→ EXERCISE AIM
Copy each line below holding "label".

→ SOURCE MATERIAL
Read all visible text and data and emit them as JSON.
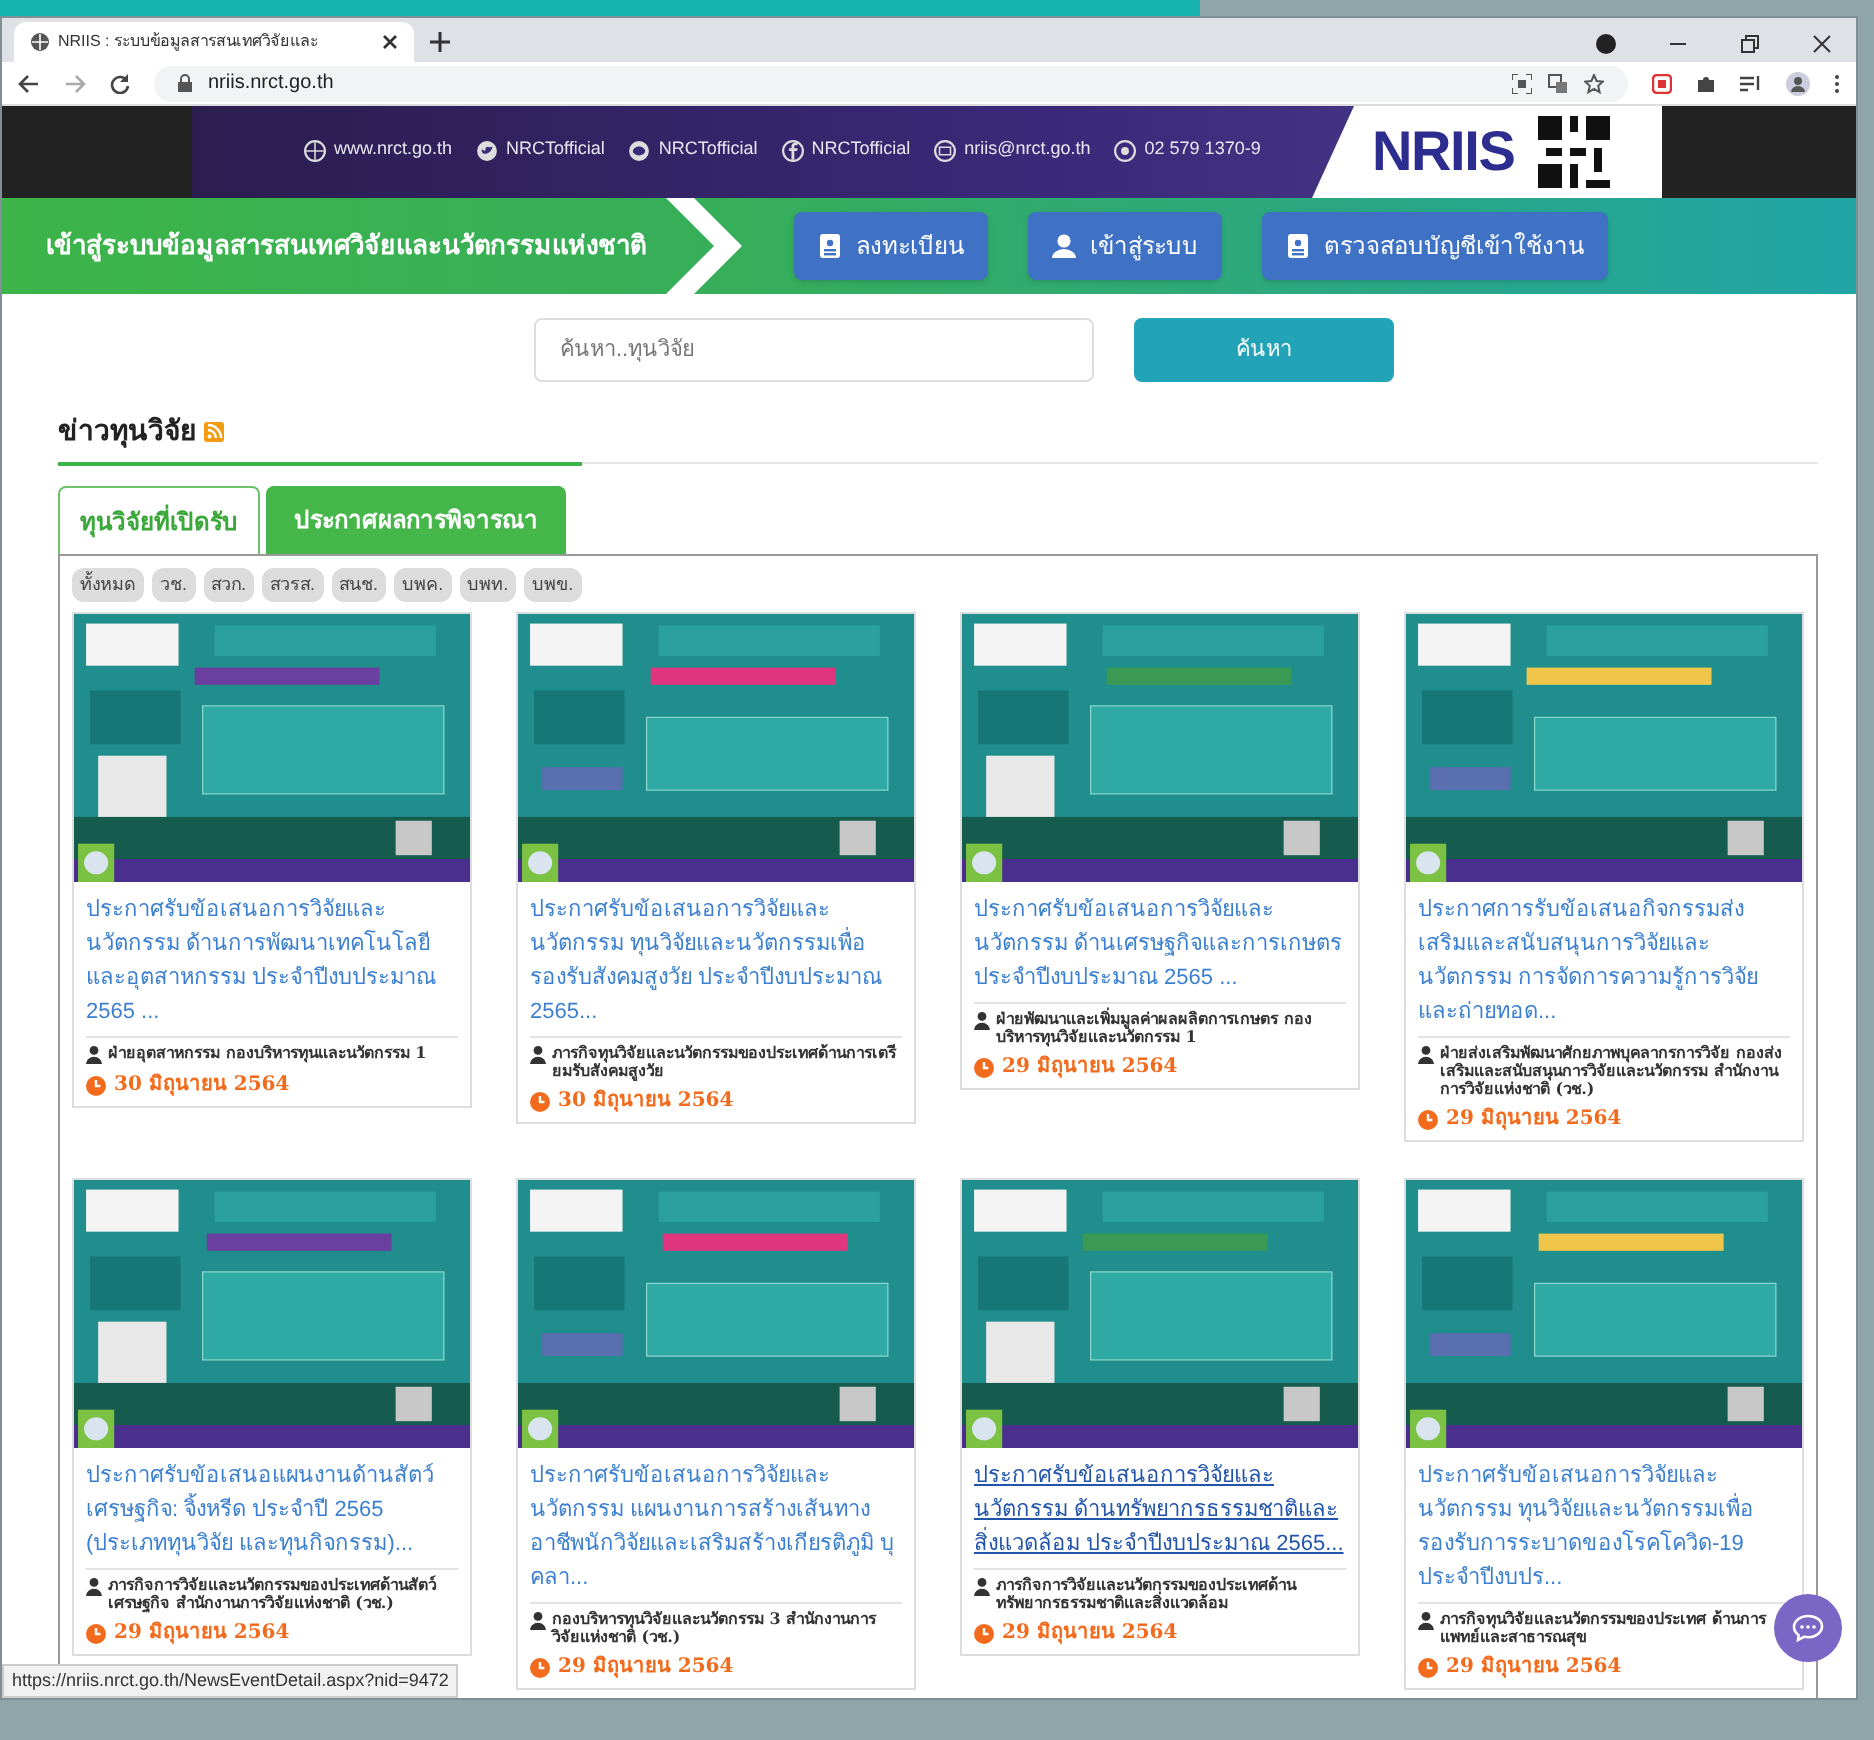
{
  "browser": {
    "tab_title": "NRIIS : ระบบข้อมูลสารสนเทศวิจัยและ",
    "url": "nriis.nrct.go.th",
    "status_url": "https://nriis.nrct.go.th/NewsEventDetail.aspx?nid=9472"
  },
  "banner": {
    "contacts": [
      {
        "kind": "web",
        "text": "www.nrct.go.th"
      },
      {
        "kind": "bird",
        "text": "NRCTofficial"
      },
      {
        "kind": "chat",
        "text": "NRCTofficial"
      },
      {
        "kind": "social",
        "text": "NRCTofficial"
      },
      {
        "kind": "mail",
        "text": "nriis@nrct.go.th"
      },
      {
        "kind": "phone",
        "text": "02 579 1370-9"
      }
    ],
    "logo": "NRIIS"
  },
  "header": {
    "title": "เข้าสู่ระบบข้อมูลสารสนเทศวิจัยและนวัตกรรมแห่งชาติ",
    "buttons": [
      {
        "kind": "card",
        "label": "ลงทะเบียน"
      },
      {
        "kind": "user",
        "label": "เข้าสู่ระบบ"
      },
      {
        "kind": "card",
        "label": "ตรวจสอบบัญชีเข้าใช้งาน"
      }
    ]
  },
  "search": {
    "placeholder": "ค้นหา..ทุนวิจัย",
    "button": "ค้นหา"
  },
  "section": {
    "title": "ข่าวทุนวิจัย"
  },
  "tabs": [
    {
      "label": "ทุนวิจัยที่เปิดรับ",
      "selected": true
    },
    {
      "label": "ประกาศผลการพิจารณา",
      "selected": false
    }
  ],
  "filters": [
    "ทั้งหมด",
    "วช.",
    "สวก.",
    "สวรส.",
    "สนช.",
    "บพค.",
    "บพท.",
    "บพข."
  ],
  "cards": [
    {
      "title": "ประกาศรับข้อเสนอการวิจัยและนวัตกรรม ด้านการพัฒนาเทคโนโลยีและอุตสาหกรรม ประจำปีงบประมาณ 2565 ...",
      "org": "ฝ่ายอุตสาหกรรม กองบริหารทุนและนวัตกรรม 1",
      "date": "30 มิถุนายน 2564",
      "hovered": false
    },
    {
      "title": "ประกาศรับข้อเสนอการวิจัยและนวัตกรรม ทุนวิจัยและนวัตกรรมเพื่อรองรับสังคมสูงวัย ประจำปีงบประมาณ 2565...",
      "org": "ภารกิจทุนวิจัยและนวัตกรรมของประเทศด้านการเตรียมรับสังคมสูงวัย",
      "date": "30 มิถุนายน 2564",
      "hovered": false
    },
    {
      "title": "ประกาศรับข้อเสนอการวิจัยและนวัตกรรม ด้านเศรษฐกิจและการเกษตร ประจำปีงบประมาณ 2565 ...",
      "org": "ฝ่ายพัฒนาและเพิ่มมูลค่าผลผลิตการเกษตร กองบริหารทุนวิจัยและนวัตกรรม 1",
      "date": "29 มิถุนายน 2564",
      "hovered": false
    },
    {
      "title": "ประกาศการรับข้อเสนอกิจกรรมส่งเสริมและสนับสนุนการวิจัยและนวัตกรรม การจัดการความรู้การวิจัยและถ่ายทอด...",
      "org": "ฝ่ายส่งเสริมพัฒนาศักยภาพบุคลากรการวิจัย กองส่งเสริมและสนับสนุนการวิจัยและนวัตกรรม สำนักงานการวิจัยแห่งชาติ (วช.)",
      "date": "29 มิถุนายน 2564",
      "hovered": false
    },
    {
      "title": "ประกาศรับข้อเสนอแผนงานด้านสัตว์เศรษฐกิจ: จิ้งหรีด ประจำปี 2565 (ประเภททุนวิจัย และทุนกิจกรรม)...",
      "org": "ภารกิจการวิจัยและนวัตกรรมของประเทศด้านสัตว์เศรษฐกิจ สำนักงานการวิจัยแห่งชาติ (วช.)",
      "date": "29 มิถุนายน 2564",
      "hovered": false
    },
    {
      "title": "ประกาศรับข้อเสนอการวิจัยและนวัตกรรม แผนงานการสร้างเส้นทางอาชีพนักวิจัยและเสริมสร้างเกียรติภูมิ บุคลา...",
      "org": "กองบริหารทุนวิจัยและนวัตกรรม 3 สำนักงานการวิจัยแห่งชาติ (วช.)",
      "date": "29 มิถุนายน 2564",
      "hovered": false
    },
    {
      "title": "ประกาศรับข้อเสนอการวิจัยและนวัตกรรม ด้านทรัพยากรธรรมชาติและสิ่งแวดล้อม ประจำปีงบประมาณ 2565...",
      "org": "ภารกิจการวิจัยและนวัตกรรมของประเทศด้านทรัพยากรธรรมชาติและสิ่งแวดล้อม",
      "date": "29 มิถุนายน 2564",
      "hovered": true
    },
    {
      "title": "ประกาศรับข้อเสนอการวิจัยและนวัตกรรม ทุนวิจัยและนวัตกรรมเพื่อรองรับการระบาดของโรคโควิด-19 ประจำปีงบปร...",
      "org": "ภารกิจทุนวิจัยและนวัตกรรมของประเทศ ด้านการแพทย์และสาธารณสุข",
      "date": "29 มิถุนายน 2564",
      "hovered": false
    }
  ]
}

→ RESPONSE BOX
        "label": "ลงทะเบียน"
        "label": "เข้าสู่ระบบ"
        "label": "ตรวจสอบบัญชีเข้าใช้งาน"
      "label": "ทุนวิจัยที่เปิดรับ",
      "label": "ประกาศผลการพิจารณา",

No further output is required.